The children I spoke to went immediately to trying to solve the existing problem but were willingly guided to ideas around prevention and behaviour modification. Parents were actively concerned, grandparents seemed even more upset than the younger generations. I heard stories of involvement in small as well as massive clean up projects, of fear of climate change from those who had been evacuated from their homes and land due to some of the hundreds of forest fires that were raging through the province of British Columbia. And myself, I told the story again and again: Gwaii Haanas, Kunghit Island, one person, two hours, eight-hundred and ninety-one pieces of plastic waste.

My take away from this experience continues to unfold. British artist Tony Cragg did something very similar in 1978 and almost 40 years later, I make this action as a clear thread of my time in Gwaii Haanas, and of being aware of the experiences of this being human in a world of consumption. I am still unsure what will happen to these plastic pieces but I do know where my challenges lie: aestheticizing one of the most pressing issues of our time, ignoring the issues, becoming over dogmatic; making pretty out of waste. All this sits and squirms in my mind as I move on to my next Artist in Residence position at Earthskin in New Zealand.

Haawa (thank you) for every piece of rubbish you pick up and for each time you find a way to avoid making more plastic waste.

Flâneur’s Walk 2015

Flâneur’s Walk  | Collected ephemera  |
In situ, Lamorva House, Falmouth Uni  |  2015



full, close up, sml


| Mounted one at a time over the course of my seven week work period at Lamorva House studio and exhibited as is for the MA/MFA grad show in the same space |

Part of my investigation into Day-to-Day Aesthetics requires a constant and consistent awareness to surroundings.
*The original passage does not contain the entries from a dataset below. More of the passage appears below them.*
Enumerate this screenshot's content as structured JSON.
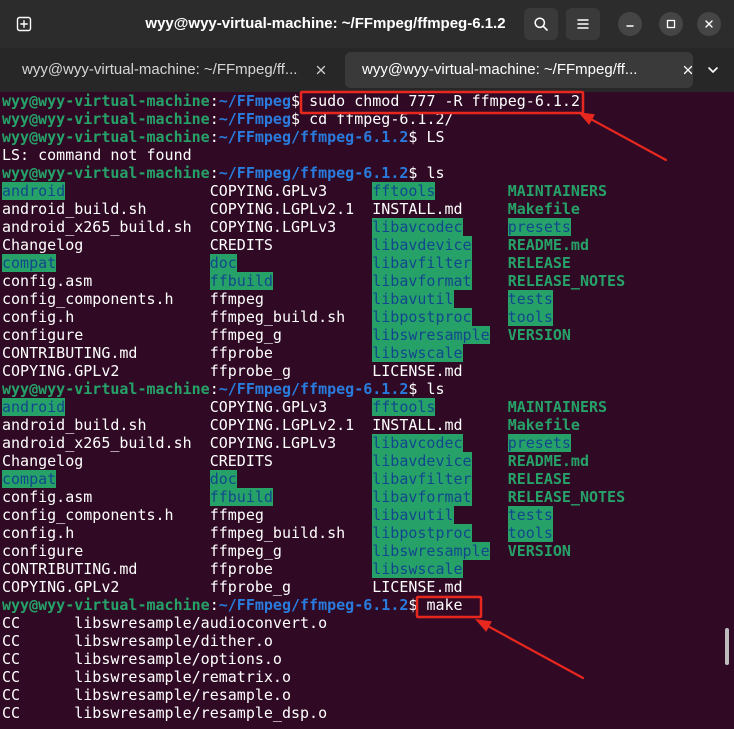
{
  "window": {
    "title": "wyy@wyy-virtual-machine: ~/FFmpeg/ffmpeg-6.1.2",
    "icons": {
      "new_tab": "new-tab-icon",
      "search": "search-icon",
      "menu": "hamburger-menu-icon",
      "minimize": "minimize-icon",
      "maximize": "maximize-icon",
      "close": "close-icon"
    }
  },
  "tabs": {
    "items": [
      {
        "label": "wyy@wyy-virtual-machine: ~/FFmpeg/ff...",
        "active": false,
        "close_icon": "close-icon"
      },
      {
        "label": "wyy@wyy-virtual-machine: ~/FFmpeg/ff...",
        "active": true,
        "close_icon": "close-icon"
      }
    ],
    "overflow_icon": "chevron-down-icon"
  },
  "terminal": {
    "user_host": "wyy@wyy-virtual-machine",
    "separator": ":",
    "prompt_symbol": "$",
    "lines": [
      {
        "type": "prompt",
        "cwd": "~/FFmpeg",
        "command": "sudo chmod 777 -R ffmpeg-6.1.2"
      },
      {
        "type": "prompt",
        "cwd": "~/FFmpeg",
        "command": "cd ffmpeg-6.1.2/"
      },
      {
        "type": "prompt",
        "cwd": "~/FFmpeg/ffmpeg-6.1.2",
        "command": "LS"
      },
      {
        "type": "output",
        "text": "LS: command not found"
      },
      {
        "type": "prompt",
        "cwd": "~/FFmpeg/ffmpeg-6.1.2",
        "command": "ls"
      },
      {
        "type": "ls",
        "cells": [
          {
            "name": "android",
            "style": "dir"
          },
          {
            "name": "COPYING.GPLv3",
            "style": "file"
          },
          {
            "name": "fftools",
            "style": "dir"
          },
          {
            "name": "MAINTAINERS",
            "style": "exec"
          }
        ]
      },
      {
        "type": "ls",
        "cells": [
          {
            "name": "android_build.sh",
            "style": "file"
          },
          {
            "name": "COPYING.LGPLv2.1",
            "style": "file"
          },
          {
            "name": "INSTALL.md",
            "style": "file"
          },
          {
            "name": "Makefile",
            "style": "exec"
          }
        ]
      },
      {
        "type": "ls",
        "cells": [
          {
            "name": "android_x265_build.sh",
            "style": "file"
          },
          {
            "name": "COPYING.LGPLv3",
            "style": "file"
          },
          {
            "name": "libavcodec",
            "style": "dir"
          },
          {
            "name": "presets",
            "style": "dir"
          }
        ]
      },
      {
        "type": "ls",
        "cells": [
          {
            "name": "Changelog",
            "style": "file"
          },
          {
            "name": "CREDITS",
            "style": "file"
          },
          {
            "name": "libavdevice",
            "style": "dir"
          },
          {
            "name": "README.md",
            "style": "exec"
          }
        ]
      },
      {
        "type": "ls",
        "cells": [
          {
            "name": "compat",
            "style": "dir"
          },
          {
            "name": "doc",
            "style": "dir"
          },
          {
            "name": "libavfilter",
            "style": "dir"
          },
          {
            "name": "RELEASE",
            "style": "exec"
          }
        ]
      },
      {
        "type": "ls",
        "cells": [
          {
            "name": "config.asm",
            "style": "file"
          },
          {
            "name": "ffbuild",
            "style": "dir"
          },
          {
            "name": "libavformat",
            "style": "dir"
          },
          {
            "name": "RELEASE_NOTES",
            "style": "exec"
          }
        ]
      },
      {
        "type": "ls",
        "cells": [
          {
            "name": "config_components.h",
            "style": "file"
          },
          {
            "name": "ffmpeg",
            "style": "file"
          },
          {
            "name": "libavutil",
            "style": "dir"
          },
          {
            "name": "tests",
            "style": "dir"
          }
        ]
      },
      {
        "type": "ls",
        "cells": [
          {
            "name": "config.h",
            "style": "file"
          },
          {
            "name": "ffmpeg_build.sh",
            "style": "file"
          },
          {
            "name": "libpostproc",
            "style": "dir"
          },
          {
            "name": "tools",
            "style": "dir"
          }
        ]
      },
      {
        "type": "ls",
        "cells": [
          {
            "name": "configure",
            "style": "file"
          },
          {
            "name": "ffmpeg_g",
            "style": "file"
          },
          {
            "name": "libswresample",
            "style": "dir"
          },
          {
            "name": "VERSION",
            "style": "exec"
          }
        ]
      },
      {
        "type": "ls",
        "cells": [
          {
            "name": "CONTRIBUTING.md",
            "style": "file"
          },
          {
            "name": "ffprobe",
            "style": "file"
          },
          {
            "name": "libswscale",
            "style": "dir"
          }
        ]
      },
      {
        "type": "ls",
        "cells": [
          {
            "name": "COPYING.GPLv2",
            "style": "file"
          },
          {
            "name": "ffprobe_g",
            "style": "file"
          },
          {
            "name": "LICENSE.md",
            "style": "file"
          }
        ]
      },
      {
        "type": "prompt",
        "cwd": "~/FFmpeg/ffmpeg-6.1.2",
        "command": "ls"
      },
      {
        "type": "ls",
        "cells": [
          {
            "name": "android",
            "style": "dir"
          },
          {
            "name": "COPYING.GPLv3",
            "style": "file"
          },
          {
            "name": "fftools",
            "style": "dir"
          },
          {
            "name": "MAINTAINERS",
            "style": "exec"
          }
        ]
      },
      {
        "type": "ls",
        "cells": [
          {
            "name": "android_build.sh",
            "style": "file"
          },
          {
            "name": "COPYING.LGPLv2.1",
            "style": "file"
          },
          {
            "name": "INSTALL.md",
            "style": "file"
          },
          {
            "name": "Makefile",
            "style": "exec"
          }
        ]
      },
      {
        "type": "ls",
        "cells": [
          {
            "name": "android_x265_build.sh",
            "style": "file"
          },
          {
            "name": "COPYING.LGPLv3",
            "style": "file"
          },
          {
            "name": "libavcodec",
            "style": "dir"
          },
          {
            "name": "presets",
            "style": "dir"
          }
        ]
      },
      {
        "type": "ls",
        "cells": [
          {
            "name": "Changelog",
            "style": "file"
          },
          {
            "name": "CREDITS",
            "style": "file"
          },
          {
            "name": "libavdevice",
            "style": "dir"
          },
          {
            "name": "README.md",
            "style": "exec"
          }
        ]
      },
      {
        "type": "ls",
        "cells": [
          {
            "name": "compat",
            "style": "dir"
          },
          {
            "name": "doc",
            "style": "dir"
          },
          {
            "name": "libavfilter",
            "style": "dir"
          },
          {
            "name": "RELEASE",
            "style": "exec"
          }
        ]
      },
      {
        "type": "ls",
        "cells": [
          {
            "name": "config.asm",
            "style": "file"
          },
          {
            "name": "ffbuild",
            "style": "dir"
          },
          {
            "name": "libavformat",
            "style": "dir"
          },
          {
            "name": "RELEASE_NOTES",
            "style": "exec"
          }
        ]
      },
      {
        "type": "ls",
        "cells": [
          {
            "name": "config_components.h",
            "style": "file"
          },
          {
            "name": "ffmpeg",
            "style": "file"
          },
          {
            "name": "libavutil",
            "style": "dir"
          },
          {
            "name": "tests",
            "style": "dir"
          }
        ]
      },
      {
        "type": "ls",
        "cells": [
          {
            "name": "config.h",
            "style": "file"
          },
          {
            "name": "ffmpeg_build.sh",
            "style": "file"
          },
          {
            "name": "libpostproc",
            "style": "dir"
          },
          {
            "name": "tools",
            "style": "dir"
          }
        ]
      },
      {
        "type": "ls",
        "cells": [
          {
            "name": "configure",
            "style": "file"
          },
          {
            "name": "ffmpeg_g",
            "style": "file"
          },
          {
            "name": "libswresample",
            "style": "dir"
          },
          {
            "name": "VERSION",
            "style": "exec"
          }
        ]
      },
      {
        "type": "ls",
        "cells": [
          {
            "name": "CONTRIBUTING.md",
            "style": "file"
          },
          {
            "name": "ffprobe",
            "style": "file"
          },
          {
            "name": "libswscale",
            "style": "dir"
          }
        ]
      },
      {
        "type": "ls",
        "cells": [
          {
            "name": "COPYING.GPLv2",
            "style": "file"
          },
          {
            "name": "ffprobe_g",
            "style": "file"
          },
          {
            "name": "LICENSE.md",
            "style": "file"
          }
        ]
      },
      {
        "type": "prompt",
        "cwd": "~/FFmpeg/ffmpeg-6.1.2",
        "command": "make"
      },
      {
        "type": "build",
        "tag": "CC",
        "target": "libswresample/audioconvert.o"
      },
      {
        "type": "build",
        "tag": "CC",
        "target": "libswresample/dither.o"
      },
      {
        "type": "build",
        "tag": "CC",
        "target": "libswresample/options.o"
      },
      {
        "type": "build",
        "tag": "CC",
        "target": "libswresample/rematrix.o"
      },
      {
        "type": "build",
        "tag": "CC",
        "target": "libswresample/resample.o"
      },
      {
        "type": "build",
        "tag": "CC",
        "target": "libswresample/resample_dsp.o"
      }
    ]
  },
  "colors": {
    "titlebar": "#2c2c2c",
    "tabbar": "#272727",
    "active_tab": "#3a3a3a",
    "terminal_background": "#300a24",
    "terminal_text": "#ffffff",
    "prompt_user": "#26a269",
    "prompt_cwd": "#2a7bde",
    "dir_highlight_bg": "#26a269",
    "dir_highlight_text": "#12488b",
    "executable_text": "#26a269",
    "annotation_red": "#e8281e"
  }
}
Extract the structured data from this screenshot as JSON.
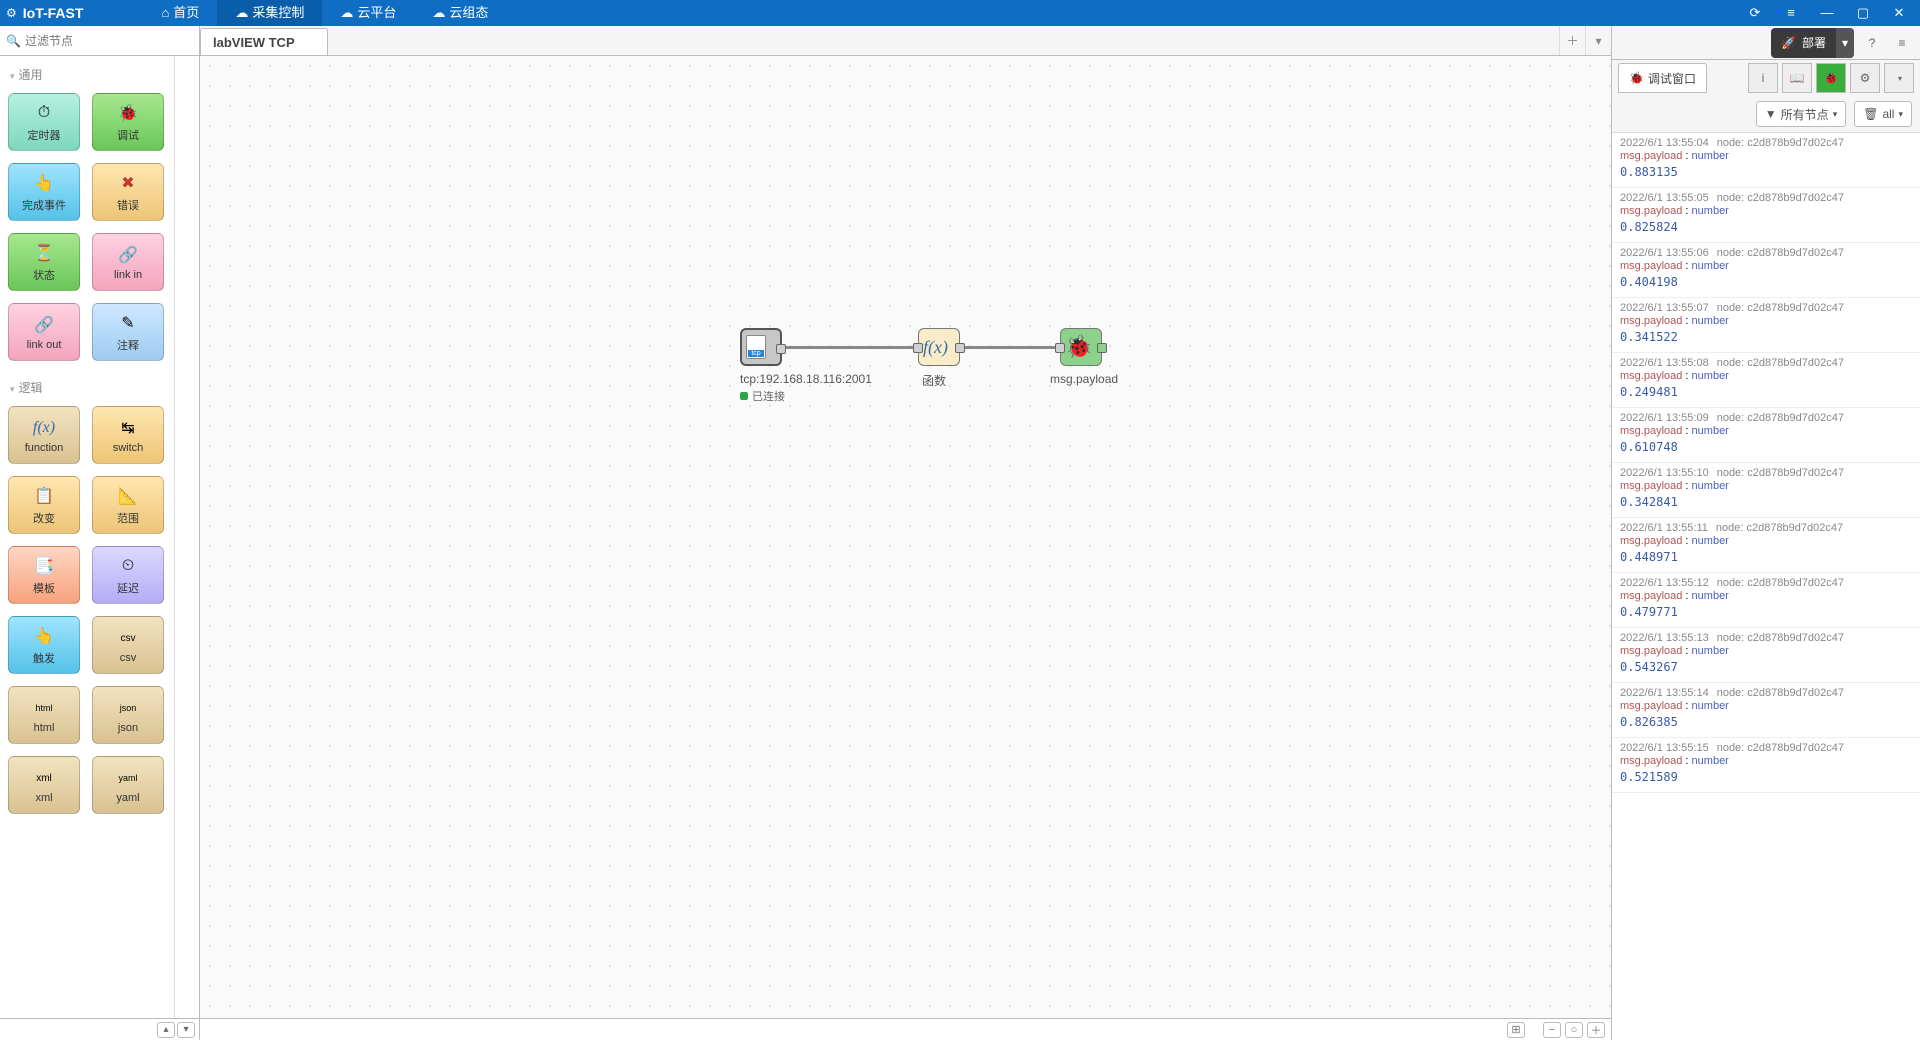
{
  "app": {
    "brand": "IoT-FAST"
  },
  "nav": {
    "home": "首页",
    "collect": "采集控制",
    "cloud": "云平台",
    "scada": "云组态"
  },
  "palette": {
    "search_placeholder": "过滤节点",
    "cat_common": "通用",
    "cat_logic": "逻辑",
    "n_timer": "定时器",
    "n_debug": "调试",
    "n_complete": "完成事件",
    "n_error": "错误",
    "n_status": "状态",
    "n_linkin": "link in",
    "n_linkout": "link out",
    "n_comment": "注释",
    "n_function": "function",
    "n_switch": "switch",
    "n_change": "改变",
    "n_range": "范围",
    "n_template": "模板",
    "n_delay": "延迟",
    "n_trigger": "触发",
    "n_csv": "csv",
    "n_html": "html",
    "n_json": "json",
    "n_xml": "xml",
    "n_yaml": "yaml"
  },
  "tab": {
    "name": "labVIEW TCP"
  },
  "canvas": {
    "tcp_label": "tcp:192.168.18.116:2001",
    "tcp_status": "已连接",
    "func_label": "函数",
    "debug_label": "msg.payload"
  },
  "deploy": {
    "label": "部署"
  },
  "debugPanel": {
    "title": "调试窗口",
    "filter_all_nodes": "所有节点",
    "filter_all": "all",
    "payload_key": "msg.payload",
    "type_label": "number",
    "node_prefix": "node:",
    "node_id": "c2d878b9d7d02c47"
  },
  "messages": [
    {
      "ts": "2022/6/1 13:55:04",
      "val": "0.883135"
    },
    {
      "ts": "2022/6/1 13:55:05",
      "val": "0.825824"
    },
    {
      "ts": "2022/6/1 13:55:06",
      "val": "0.404198"
    },
    {
      "ts": "2022/6/1 13:55:07",
      "val": "0.341522"
    },
    {
      "ts": "2022/6/1 13:55:08",
      "val": "0.249481"
    },
    {
      "ts": "2022/6/1 13:55:09",
      "val": "0.610748"
    },
    {
      "ts": "2022/6/1 13:55:10",
      "val": "0.342841"
    },
    {
      "ts": "2022/6/1 13:55:11",
      "val": "0.448971"
    },
    {
      "ts": "2022/6/1 13:55:12",
      "val": "0.479771"
    },
    {
      "ts": "2022/6/1 13:55:13",
      "val": "0.543267"
    },
    {
      "ts": "2022/6/1 13:55:14",
      "val": "0.826385"
    },
    {
      "ts": "2022/6/1 13:55:15",
      "val": "0.521589"
    }
  ]
}
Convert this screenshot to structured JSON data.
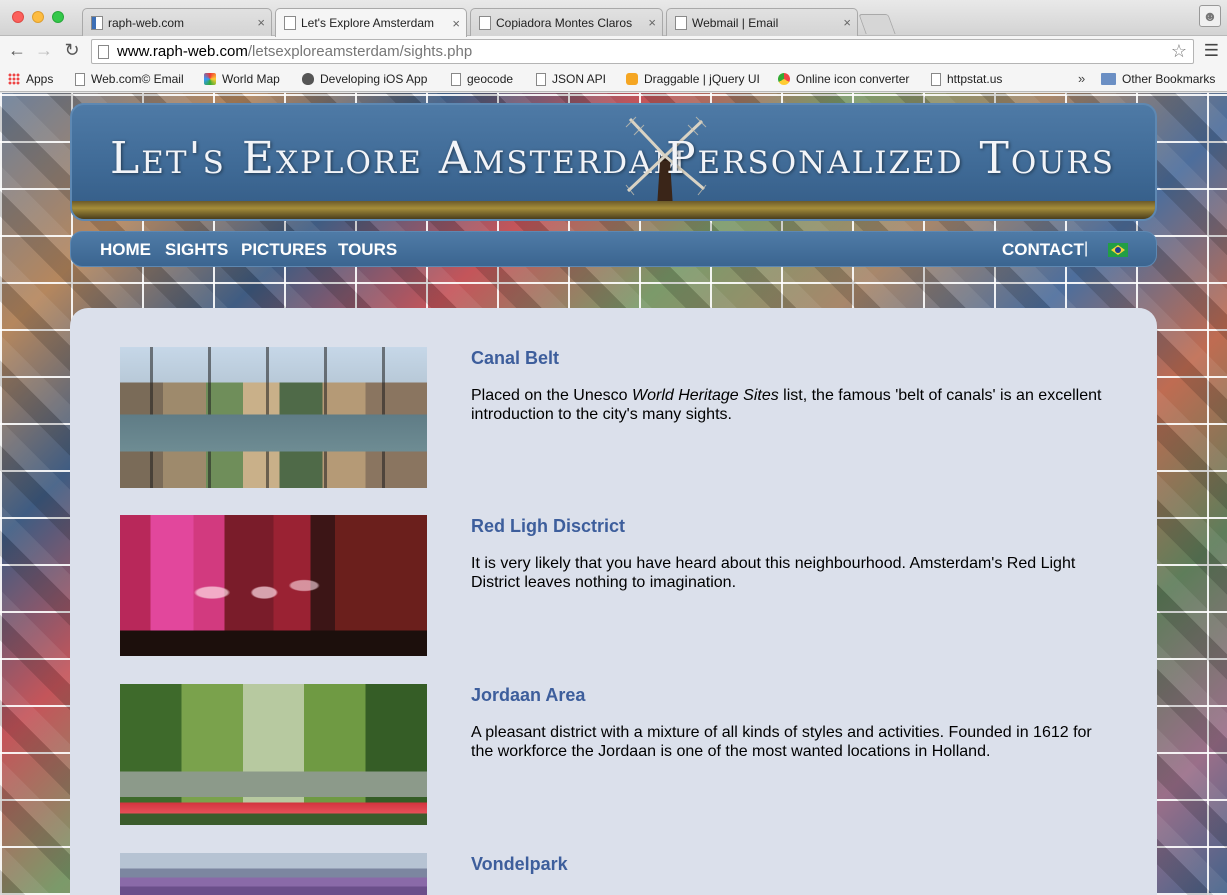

A tuning into the stories, the sounds, human clues and even debris is a way of moving through space rather than settling in or being oblivious to it. I record with camera, phone, zoom field recorder; by sketching, taking notes, and finally, by collecting. By bringing the outside in, it allows the texture and sensibility of my surroundings to permeate the work as it develops. I refer back to the collected ephemera as ideas gather momentum and significant elements end up in the finished pieces either specifically or as a core to a theme. In this way, I am a creative detective, always on the prowl for signs, clues and source material; looking for evidence that can make a body of work coherent and provide depth and strength to the aesthetic narrative. By singling found objects as unique, they are being elevated to the level of the handmade. Bringing them into the studio, then in this case, into an exhibition space somehow draws exponential attention to each piece in particular but also to nature as a whole. How could I walk along a beach, pathway, back lane or wooded area for minutes or hours and not notice the intricacies that surround me? How can I -will I- continue to ignore what gems are right under foot? And, as an artist, can I offer the viewer a psychometric connection to the work, a sensory involvement no longer limited to pieces made under the label and purpose of ‘art’? Reactions to Flâneur’s Walk were astounding to me, with many people counting it as their favourite of the six separate bodies of work in my Tender to the Sea exhibition, and this, over and above the pieces of art that took months to complete. I consider this to be a percipient win on behalf of our environment and an outcome that further fuels my desire to collect, create, install and make work for those who participate and interact with both art & nature.